Attempts to rehabilitate the work have latched on to a feminism that seems to boil down to the fact that there are two female leads. Equally dubious is the discovery of a Hitchcockian vibe. In truth there is more of the overcooked melodrama about the show and nothing is ‘resolved’ as neatly as the thriller genre or indeed common sense requires. Back in 1958 Vanessa was well received at its New York unveiling but never took off internationally. Then revivals at home were stymied because the original Cecil Beaton sets were destroyed by fire. While the music is of the kind that used to be thought old-fashioned it’s the libretto that presents problems, a curious mix of portentousness and evasion.
Keith Warner does not alter the plot. However, he does supply apocryphal hints and suggestions to supply motivation, mostly in the form of veiled suggestions glimpsed through giant mirror frames (covered mirrors are perhaps Menotti’s equivalent of a Hitchcockian ‘MacGuffin’ and here they serve as windows to the past and to the outside world). Ashley Martin-Davis’s design is unfailingly elegant if not always easily elucidated from the cheaper seats. The video work is complementary, appropriately monochrome. With the costumes and imagery drawing on the cinematic legacy of ‘women’s pictures’ and Film Noir (rather than the saturated colour of Douglas Sirk) we are drawn back to a period slightly before that of the work’s premiere but also perhaps to one that never existed, a dark, silvery never-neverland. It certainly isn’t 1905.
Presented in its more concise three-Act revision, Vanessa can seem an oddly balanced score. The most memorable set-piece arias for Vanessa and Erika are heard early on, and there is a cinematic anonymity about some of what follows, a strenuously romantic mix of Puccini and the expressionism of Die Frau ohne Schatten. Barber seems most obviously inspired in the music of the final quintet which achieves real poignancy through more modest means, standing in a direct line between Mozart and Sondheim.

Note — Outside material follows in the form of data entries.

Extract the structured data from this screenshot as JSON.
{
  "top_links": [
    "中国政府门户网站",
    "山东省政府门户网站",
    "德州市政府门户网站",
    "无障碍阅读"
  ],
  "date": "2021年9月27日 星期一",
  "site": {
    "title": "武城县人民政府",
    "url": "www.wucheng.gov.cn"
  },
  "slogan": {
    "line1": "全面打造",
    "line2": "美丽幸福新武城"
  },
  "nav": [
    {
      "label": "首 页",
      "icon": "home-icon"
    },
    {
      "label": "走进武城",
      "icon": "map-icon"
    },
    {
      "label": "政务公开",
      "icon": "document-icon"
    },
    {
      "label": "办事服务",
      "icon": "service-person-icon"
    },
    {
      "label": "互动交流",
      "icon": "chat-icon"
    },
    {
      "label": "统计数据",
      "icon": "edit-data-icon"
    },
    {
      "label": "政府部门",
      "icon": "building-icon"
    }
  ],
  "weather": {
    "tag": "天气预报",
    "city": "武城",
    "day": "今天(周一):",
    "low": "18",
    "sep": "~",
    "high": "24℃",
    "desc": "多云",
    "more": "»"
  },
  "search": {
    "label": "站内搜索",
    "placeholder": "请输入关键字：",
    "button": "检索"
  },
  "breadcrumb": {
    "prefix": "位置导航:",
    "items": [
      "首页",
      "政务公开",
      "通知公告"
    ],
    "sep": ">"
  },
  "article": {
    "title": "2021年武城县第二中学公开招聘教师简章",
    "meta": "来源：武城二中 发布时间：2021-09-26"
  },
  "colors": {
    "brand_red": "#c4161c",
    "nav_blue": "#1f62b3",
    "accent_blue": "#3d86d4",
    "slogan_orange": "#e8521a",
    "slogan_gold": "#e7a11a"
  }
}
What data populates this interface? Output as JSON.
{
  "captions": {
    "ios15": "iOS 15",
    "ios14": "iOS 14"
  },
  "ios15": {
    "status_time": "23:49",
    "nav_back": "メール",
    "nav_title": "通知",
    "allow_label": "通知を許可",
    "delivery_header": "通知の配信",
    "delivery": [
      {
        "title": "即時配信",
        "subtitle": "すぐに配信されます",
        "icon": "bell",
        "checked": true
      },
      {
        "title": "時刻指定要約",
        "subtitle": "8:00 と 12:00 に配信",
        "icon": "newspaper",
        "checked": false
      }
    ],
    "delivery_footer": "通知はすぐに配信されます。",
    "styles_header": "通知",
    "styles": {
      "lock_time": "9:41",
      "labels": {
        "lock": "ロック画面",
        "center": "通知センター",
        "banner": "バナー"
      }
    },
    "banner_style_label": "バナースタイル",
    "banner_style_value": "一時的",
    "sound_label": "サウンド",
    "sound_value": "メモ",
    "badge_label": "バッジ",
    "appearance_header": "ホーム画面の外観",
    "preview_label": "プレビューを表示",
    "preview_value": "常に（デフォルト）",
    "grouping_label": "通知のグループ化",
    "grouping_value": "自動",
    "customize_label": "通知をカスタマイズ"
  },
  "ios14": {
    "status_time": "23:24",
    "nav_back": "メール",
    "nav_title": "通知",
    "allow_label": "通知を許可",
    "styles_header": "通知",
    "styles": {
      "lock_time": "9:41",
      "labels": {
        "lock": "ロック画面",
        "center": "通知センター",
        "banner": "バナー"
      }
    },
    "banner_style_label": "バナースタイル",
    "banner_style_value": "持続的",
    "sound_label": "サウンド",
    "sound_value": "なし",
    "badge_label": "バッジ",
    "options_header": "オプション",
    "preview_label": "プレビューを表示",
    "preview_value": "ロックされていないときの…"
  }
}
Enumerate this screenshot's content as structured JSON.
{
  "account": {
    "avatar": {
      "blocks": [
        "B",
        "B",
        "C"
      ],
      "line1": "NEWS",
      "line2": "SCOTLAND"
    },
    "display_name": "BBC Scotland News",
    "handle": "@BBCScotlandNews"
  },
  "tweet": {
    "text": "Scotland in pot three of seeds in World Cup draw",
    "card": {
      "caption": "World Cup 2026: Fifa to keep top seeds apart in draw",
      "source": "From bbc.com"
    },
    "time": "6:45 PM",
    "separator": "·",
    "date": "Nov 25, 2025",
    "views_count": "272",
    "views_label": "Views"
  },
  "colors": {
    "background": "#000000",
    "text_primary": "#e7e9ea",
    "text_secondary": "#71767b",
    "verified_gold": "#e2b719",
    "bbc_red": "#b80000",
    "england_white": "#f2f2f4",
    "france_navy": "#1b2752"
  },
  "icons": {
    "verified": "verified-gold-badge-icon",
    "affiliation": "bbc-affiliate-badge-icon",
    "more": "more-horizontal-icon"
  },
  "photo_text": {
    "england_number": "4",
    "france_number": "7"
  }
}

The cast is strong, even if the age gap between Vanessa, expertly incarnated by Emma Bell, and the Erika of Virginie Verrez seems implausibly slight, particularly as Warner implies that they might be mother and daughter rather than aunt and niece. Verrez is as authoritative as Bell in so far as her character allows and her English is almost as clear. That Edgaras Montvidas’s caddish Anatol is plainly not a native suits the plot. As conceived by Menotti, the Old Baroness is prone to mysterious, emblematic silence yet Rosalind Plowright manages to convey the bitter knowingness behind her withdrawal: the Miss Havisham act is a family trait. The Old Doctor, Donnie Ray Albert, is also memorable, providing comic light relief and a modicum of pathos in a rather old-fashioned role.
It’s hard to imagine the opera being more sympathetically treated and the deep-pile orchestral contribution is beyond reproach, superbly synchronised with the action. Whether you find this production intensely evocative or mildly irritating or both at the same time I cannot predict, but see it you must!
- Performances until August 26